Work request: Reading the records beneath this task, work out how many lines contain the word "ConvolutionFIRFilters" and reply with only that number.

Material to process:
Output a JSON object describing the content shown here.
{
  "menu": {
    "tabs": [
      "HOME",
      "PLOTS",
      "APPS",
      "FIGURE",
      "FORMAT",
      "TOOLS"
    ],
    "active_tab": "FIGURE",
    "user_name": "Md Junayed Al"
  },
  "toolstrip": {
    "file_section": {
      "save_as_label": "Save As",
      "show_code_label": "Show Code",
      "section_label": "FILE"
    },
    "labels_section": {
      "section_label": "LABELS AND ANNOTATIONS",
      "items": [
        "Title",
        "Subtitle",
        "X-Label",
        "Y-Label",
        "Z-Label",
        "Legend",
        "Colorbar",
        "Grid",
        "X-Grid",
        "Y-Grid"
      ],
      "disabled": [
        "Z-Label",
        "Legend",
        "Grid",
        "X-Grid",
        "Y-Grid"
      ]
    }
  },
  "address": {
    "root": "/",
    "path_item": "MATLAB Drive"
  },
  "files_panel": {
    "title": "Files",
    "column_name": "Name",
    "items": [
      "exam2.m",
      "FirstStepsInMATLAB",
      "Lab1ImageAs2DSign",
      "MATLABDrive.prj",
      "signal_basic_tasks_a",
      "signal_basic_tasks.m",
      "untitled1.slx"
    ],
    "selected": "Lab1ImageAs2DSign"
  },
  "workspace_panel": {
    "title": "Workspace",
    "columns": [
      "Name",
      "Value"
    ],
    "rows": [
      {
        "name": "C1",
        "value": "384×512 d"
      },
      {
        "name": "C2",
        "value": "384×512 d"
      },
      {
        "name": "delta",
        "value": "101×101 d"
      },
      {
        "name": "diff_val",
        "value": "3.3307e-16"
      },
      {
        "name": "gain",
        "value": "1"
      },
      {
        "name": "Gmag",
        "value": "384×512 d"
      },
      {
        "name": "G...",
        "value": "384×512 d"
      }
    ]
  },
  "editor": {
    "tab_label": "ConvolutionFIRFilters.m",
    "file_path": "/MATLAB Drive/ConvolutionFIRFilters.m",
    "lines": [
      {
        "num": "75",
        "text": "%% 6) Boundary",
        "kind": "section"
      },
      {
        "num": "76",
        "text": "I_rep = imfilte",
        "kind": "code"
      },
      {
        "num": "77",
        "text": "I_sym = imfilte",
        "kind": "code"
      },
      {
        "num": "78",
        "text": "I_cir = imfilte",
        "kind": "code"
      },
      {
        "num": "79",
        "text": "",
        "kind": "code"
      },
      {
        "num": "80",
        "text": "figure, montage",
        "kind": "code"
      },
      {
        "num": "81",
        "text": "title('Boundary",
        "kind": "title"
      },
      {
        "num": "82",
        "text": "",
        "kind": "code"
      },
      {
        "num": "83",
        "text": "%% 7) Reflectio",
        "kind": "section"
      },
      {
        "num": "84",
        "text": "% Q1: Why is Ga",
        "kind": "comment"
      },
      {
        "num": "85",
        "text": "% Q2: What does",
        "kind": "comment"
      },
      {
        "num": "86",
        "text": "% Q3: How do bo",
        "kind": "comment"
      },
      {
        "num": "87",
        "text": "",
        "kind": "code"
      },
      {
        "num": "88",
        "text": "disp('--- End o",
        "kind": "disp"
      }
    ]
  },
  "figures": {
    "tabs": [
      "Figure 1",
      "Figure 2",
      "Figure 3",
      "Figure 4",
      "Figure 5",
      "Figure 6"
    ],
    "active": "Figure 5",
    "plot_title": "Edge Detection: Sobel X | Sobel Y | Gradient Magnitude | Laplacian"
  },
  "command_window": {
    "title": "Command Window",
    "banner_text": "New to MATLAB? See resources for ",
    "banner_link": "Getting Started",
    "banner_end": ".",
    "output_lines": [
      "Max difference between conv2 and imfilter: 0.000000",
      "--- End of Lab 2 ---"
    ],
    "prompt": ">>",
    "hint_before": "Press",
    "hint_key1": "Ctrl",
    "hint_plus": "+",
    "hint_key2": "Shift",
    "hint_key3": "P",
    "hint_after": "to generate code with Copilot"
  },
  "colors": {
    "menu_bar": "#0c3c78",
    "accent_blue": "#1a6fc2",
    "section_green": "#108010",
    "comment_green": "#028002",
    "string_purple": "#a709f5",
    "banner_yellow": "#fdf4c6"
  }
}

Answer for this exercise: 2